- _What is being asked_:
Report the lines of the data below that contain the string "screenshot".
** Information shown follows **
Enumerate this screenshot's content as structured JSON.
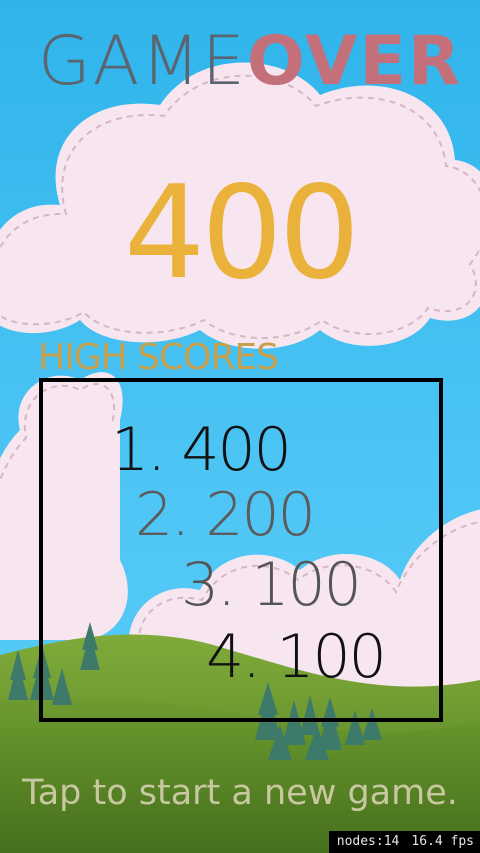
{
  "title": {
    "word1": "GAME",
    "word2": "OVER"
  },
  "score": "400",
  "high_scores": {
    "title": "HIGH SCORES",
    "rows": [
      {
        "text": "1. 400",
        "color": "#111111"
      },
      {
        "text": "2. 200",
        "color": "#5b5b5b"
      },
      {
        "text": "3. 100",
        "color": "#555555"
      },
      {
        "text": "4. 100",
        "color": "#111111"
      }
    ]
  },
  "hint": "Tap to start a new game.",
  "debug": {
    "nodes": "nodes:14",
    "fps": "16.4 fps"
  },
  "colors": {
    "sky": "#3fbdf0",
    "cloud": "#f7e6ef",
    "hill": "#6a9a30",
    "score": "#eab23a",
    "game_word": "#5a6570",
    "over_word": "#c4707a",
    "high_scores_title": "#c6a04c"
  }
}
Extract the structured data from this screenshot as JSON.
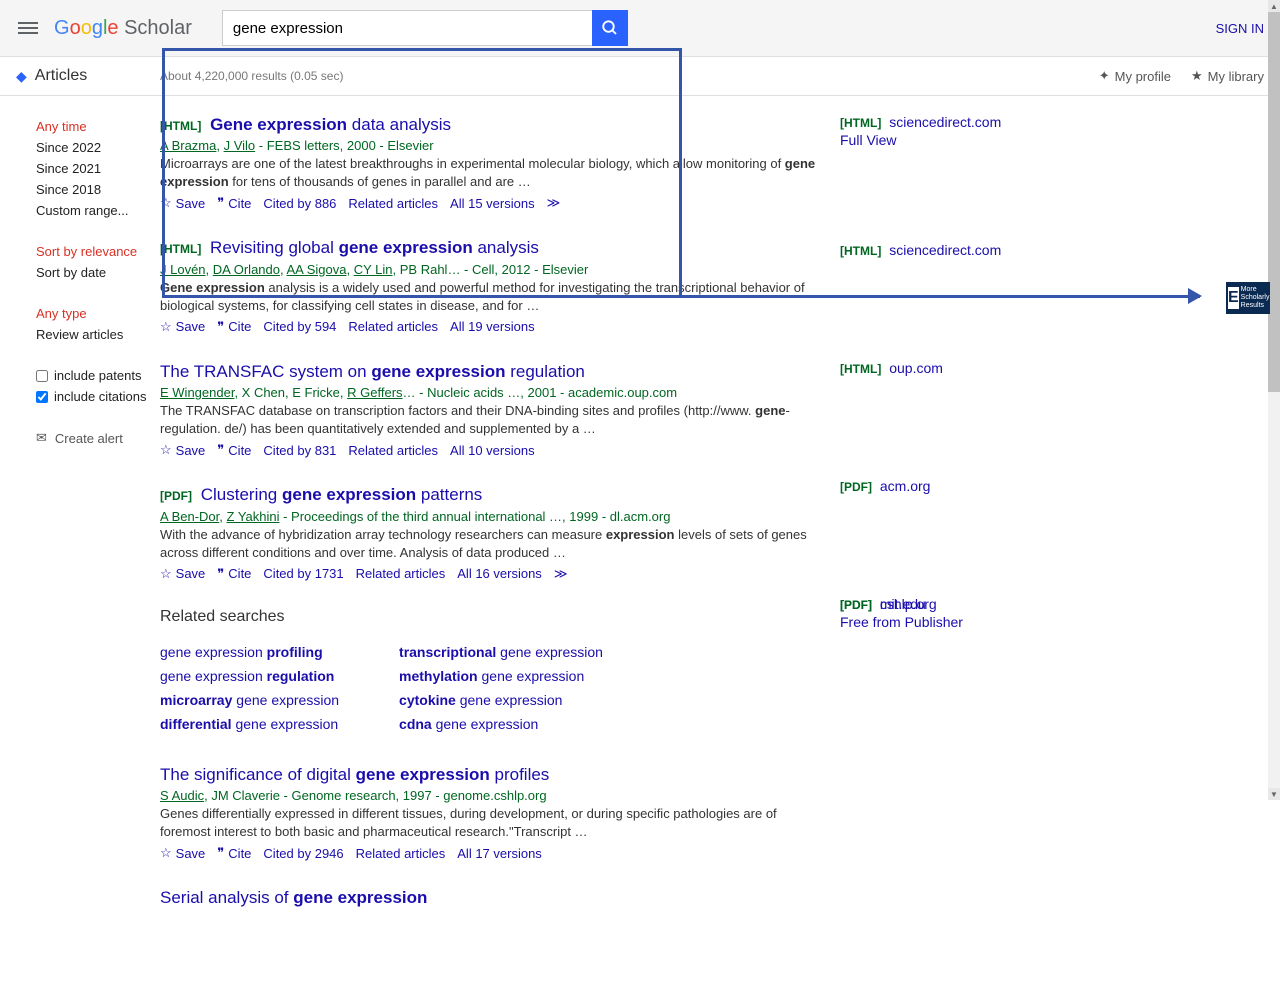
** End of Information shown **
- _Reply to the exercise_:
Enumerate this screenshot's content as structured JSON.
Extract the structured data from this screenshot as JSON.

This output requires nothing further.